Patriot Express flight halted temporarily
By VINCE LITTLE | STARS AND STRIPES Published: April 10, 2008
YOKOTA AIR BASE, Japan — The Patriot Express has been grounded following last week’s bankruptcy filing by its commercial carrier.
ATA Airlines shut down operations last Thursday due to the unexpected loss of a military transport subcontract overseen by FedEx Corp. Once the nation’s 10th-largest air carrier, it entered bankruptcy for the second time in just over three years.
The U.S. military’s only chartered commercial air service in the Pacific normally passes through Yokota every Friday and Saturday on weekly roundtrip flights from Seattle to Kadena Air Base, Okinawa. Last weekend’s flight was the first to be canceled.
Lt. Col. Scott Graham, the 730th Air Mobility Squadron’s deputy commander, said Air Mobility Command is coordinating with ATA’s parent company to continue the Patriot Express mission on a Northwest Airlines aircraft. The Indianapolis-based airline had operated under Global Aero Logistics Inc.
“There will be no Patriot Express mission this week as they continue to work out the details with the new carrier,” Graham said. “We hope to have the Patriot back up and running next week.”
With the carrier switch, he added, the Patriot Express flight schedule also may change.
Other AMC flights will continue as normal on military aircraft, officials said. Passengers should check with terminal representatives or automated recordings for the latest flight information.
In a statement, ATA said the cancellation of a critical agreement with FedEx for most of the airline’s charter business left it unable to offset soaring fuel prices. That arrangement gave ATA a significant share of the airlift contracts to fly military members and their families overseas.
Last weekend, AMC and the contract carrier provided commercial tickets to move passengers from Seattle to Japan, said Alan Ouellette, the current operations branch deputy chief for U.S. Forces Japan.

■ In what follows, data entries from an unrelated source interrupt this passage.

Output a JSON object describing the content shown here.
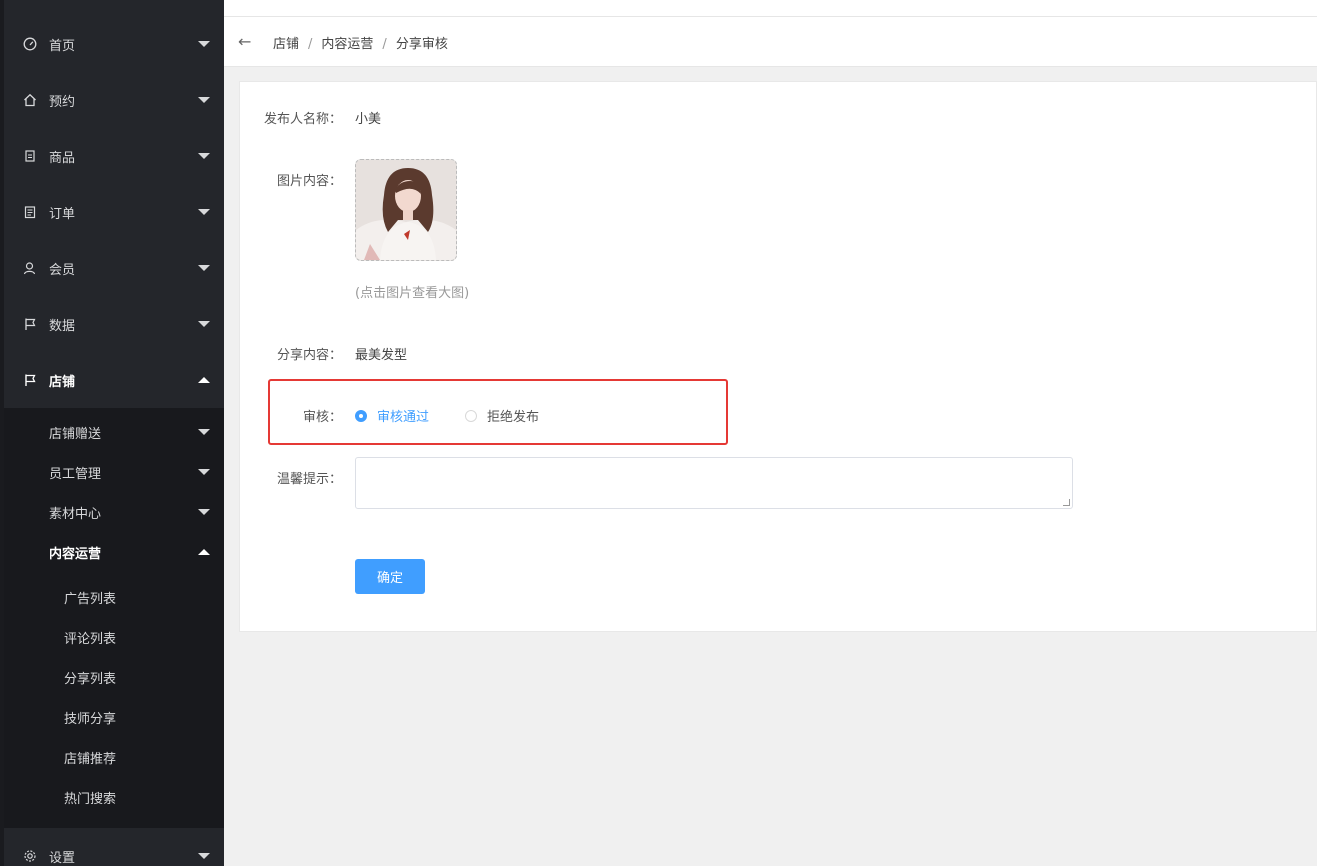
{
  "sidebar": {
    "top_items": [
      {
        "label": "首页",
        "icon": "dashboard-icon"
      },
      {
        "label": "预约",
        "icon": "home-icon"
      },
      {
        "label": "商品",
        "icon": "document-icon"
      },
      {
        "label": "订单",
        "icon": "clipboard-icon"
      },
      {
        "label": "会员",
        "icon": "user-icon"
      },
      {
        "label": "数据",
        "icon": "flag-icon"
      },
      {
        "label": "店铺",
        "icon": "flag-icon"
      }
    ],
    "sub_items": [
      "店铺赠送",
      "员工管理",
      "素材中心",
      "内容运营"
    ],
    "leaf_items": [
      "广告列表",
      "评论列表",
      "分享列表",
      "技师分享",
      "店铺推荐",
      "热门搜索"
    ],
    "settings_label": "设置"
  },
  "breadcrumb": {
    "items": [
      "店铺",
      "内容运营",
      "分享审核"
    ],
    "separator": "/"
  },
  "form": {
    "publisher_label": "发布人名称：",
    "publisher_value": "小美",
    "image_label": "图片内容：",
    "image_hint": "(点击图片查看大图)",
    "share_label": "分享内容：",
    "share_value": "最美发型",
    "review_label": "审核：",
    "review_options": [
      {
        "label": "审核通过",
        "checked": true
      },
      {
        "label": "拒绝发布",
        "checked": false
      }
    ],
    "tip_label": "温馨提示：",
    "tip_value": "",
    "confirm_label": "确定"
  },
  "colors": {
    "accent": "#409eff",
    "sidebar_bg": "#24262b",
    "highlight": "#e53935"
  }
}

Pending a resolution, Traffic Management Offices are rebooking duty passengers originating in Japan.
The Patriot Express was upgraded last September with a DC-10 aircraft, which features 310 seats and had replaced the smaller L-1011.
The duty-passenger count — those on permanent change of station or temporary-duty orders — is crucial to making the flight “revenue-neutral” for U.S. Transportation Command. It’s also a necessary stipulation in preserving a huge space-available travel benefit for the military community. The only charge for space-A fliers headed to the United States is a $27.10 transportation fee, or international “head tax.”
For Yokota AMC flight information, call DSN 225-7111. At Kadena, it’s available at DSN 634-2159.
Stars and Stripes reporter Bryce S. Dubee and The Associated Press contributed to this story.